GAMES AND KERMIS

Besides selling food and second hand goods, residents create games where everyone can join. It requires a small amount of money to join. The games tend to be simple and low cost.

Throw the white helmet guy with eggs and get the reward

I don’t know who organized bungee jumping at that time, but I believe a corporate provided this game since it should be handled by professionals and safety is the biggest concern of all.

Kermis at Dam Square

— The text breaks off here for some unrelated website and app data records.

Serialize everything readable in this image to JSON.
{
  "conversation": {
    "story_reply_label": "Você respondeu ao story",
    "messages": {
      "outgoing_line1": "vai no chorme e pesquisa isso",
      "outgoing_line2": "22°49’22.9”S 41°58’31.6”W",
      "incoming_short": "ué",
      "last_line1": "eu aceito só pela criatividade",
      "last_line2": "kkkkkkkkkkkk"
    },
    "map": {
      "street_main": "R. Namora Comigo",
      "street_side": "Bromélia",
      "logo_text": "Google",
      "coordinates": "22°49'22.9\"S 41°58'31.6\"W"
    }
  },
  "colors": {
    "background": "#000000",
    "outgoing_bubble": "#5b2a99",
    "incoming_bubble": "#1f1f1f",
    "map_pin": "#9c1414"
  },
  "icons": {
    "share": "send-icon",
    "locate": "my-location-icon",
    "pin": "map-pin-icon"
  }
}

Unlike other games held by individuals or corporate, kermis is not held solely on queen’s day. Amsterdam has it four times a year regardless the nation’s public holiday. Kermis is derived from two Dutch words: kerk (church) and mis (mass). It was originally a market to celebrate a patron saint consecration day. Nowadays, people from big cities neglect the religious meaning of the event. Nonetheless, the fun stays forever. Merry-go-round, haunted house, roller coaster, sling shot, bumper car, you name it. Taste assorted peanut and pop corn flavours, suikerspin, bradwurst, vlaamse frites, oliebollen, waffles after the rides.

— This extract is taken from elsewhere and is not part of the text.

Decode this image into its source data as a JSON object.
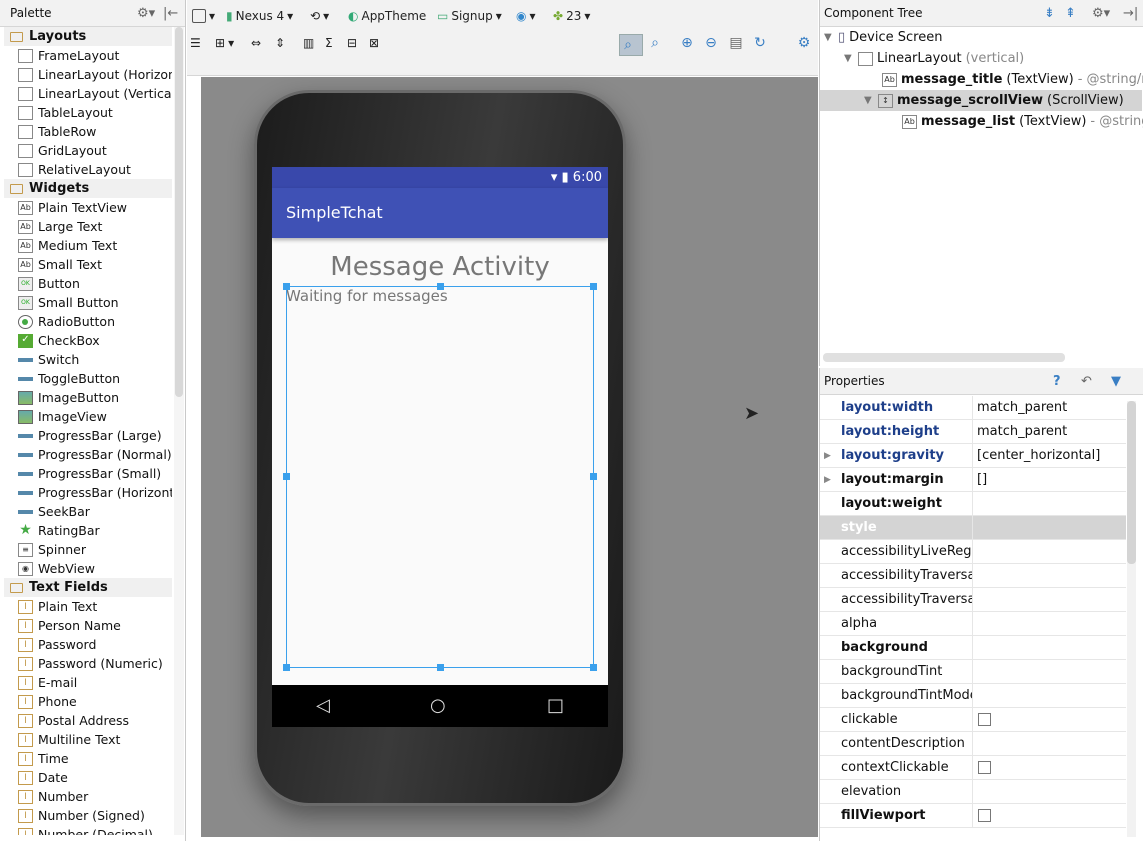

CANAL BOAT TRIP

How about fun ride along Amsterdam canals that stretch for hundreds of kilometers by boat? Otherwise, just watch oranjegekte in action instead.

URINARY ODOUR

The most inconvenient part of queen’s day is the toilet. The picture shown above is the most common and practical portable toilet available in Amsterdam as it doesn’t waste a lot of space. However, I really despise it because only men can use it and the smell is OMG hell on earth!!! Urinary smell contaminates fresh air since it has no door and you cannot flush it!!! Portable cabin toilets with a door and a flusher are mostly found in the outdoor music concert in Museumplein.

The queue is freaking horrible. Some guys who can’t hold it any longer either pee-pee on the grass, behind the bushes or even on corners of the street. Toilet rates at Kentucky Fried Chicken, McDonald’s and Burger King increase, sometimes double, every queen’s day and the queue is also like hell. But at least a bit cleaner than the open air portable toilets. Many restaurants’ toilets are suddenly unavailable for a day with the announcement “GEEN WC” or “NO TOILETS”. It is so understandable why they do that for the sake of their customers’ convenience.

Amsterdam Centrum was my daily dose, I passed same routes everyday to go to work and school. I remembered main toilet locations and rates, including the free of charge ones. My favourite toilet spots on queen’s day were Pathé de Munt Cinema and NH Grand Krasnapolsky Hotel in Damrak because they were free all year long. I pretended as a Chinese or Japanese hotel guest at Krasnapolsky, hanging a camera on my neck, and sneaked into the toilet immediately. A few McDonald’s flagships had free toilets at that time, except on queen’s day. Anyways, when nature called and things were inevitable, I directly went to nearest toilet regardless the rate.

EPILOQUE: LAST BUT NOT LEAST….

Every year on koninginnedag, I spotted a lot of ducks with their new family members (read: cubs), including in the river in front of my apartment. Was it just a coincidence?

I found the mommy duck and her cubs in their nest somewhere on the side of Amsterdam canal. Littering in their nest is the sign of ignorance of other living creatures living side by side with human beings.

So, my dear friends. Several things to remember: beware of pickpockets, hold your breath when necessary, spend your money wisely, don’t get drunk and ruin other people’s happiness, check tram and metro schedules and please litter in provided garbage bin when available.

Enjoy queen’s day responsibly. Lang leve de koningin! Long live the queen!